Most settlers who came to America in the 17th century
were English, but there were also Dutch, Swedes and Germans in the
middle region, a few French Huguenots in South Carolina and elsewhere,
slaves from Africa, primarily in the South, and a scattering of Spaniards,
Italians and Portuguese throughout the colonies.
After 1680 England ceased to be the chief source of
immigration. Thousands of refugees fled continental Europe to escape
the path of war. Many left their homelands to avoid the poverty induced
by government oppression and absentee-landlordism.
By 1690 the American population had risen to a quarter
of a million. From then on, it doubled every 25 years until, in 1775,
it numbered more than 2.5 million.
Although a family could move from Massachusetts to
Virginia or from South Carolina to Pennsylvania, without major readjustment,

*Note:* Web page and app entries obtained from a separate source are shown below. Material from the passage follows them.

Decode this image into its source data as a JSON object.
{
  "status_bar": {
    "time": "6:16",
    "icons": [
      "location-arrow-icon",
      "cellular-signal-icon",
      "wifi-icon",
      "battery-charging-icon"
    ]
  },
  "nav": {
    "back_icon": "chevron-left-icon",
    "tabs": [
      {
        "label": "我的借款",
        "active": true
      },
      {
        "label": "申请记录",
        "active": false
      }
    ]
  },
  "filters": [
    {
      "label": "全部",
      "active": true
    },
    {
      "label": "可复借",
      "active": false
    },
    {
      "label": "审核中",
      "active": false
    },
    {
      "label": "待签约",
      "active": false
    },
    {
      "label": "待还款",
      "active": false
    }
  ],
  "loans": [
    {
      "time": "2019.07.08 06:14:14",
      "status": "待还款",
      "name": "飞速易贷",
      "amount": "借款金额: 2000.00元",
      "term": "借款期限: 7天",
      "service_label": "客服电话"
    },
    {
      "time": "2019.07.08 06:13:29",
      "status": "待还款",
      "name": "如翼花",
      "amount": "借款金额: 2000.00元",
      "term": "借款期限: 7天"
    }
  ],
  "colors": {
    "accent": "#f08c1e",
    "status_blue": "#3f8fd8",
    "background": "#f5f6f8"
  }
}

distinctions between individual colonies were marked. They were even
more so between the three regional groupings of colonies.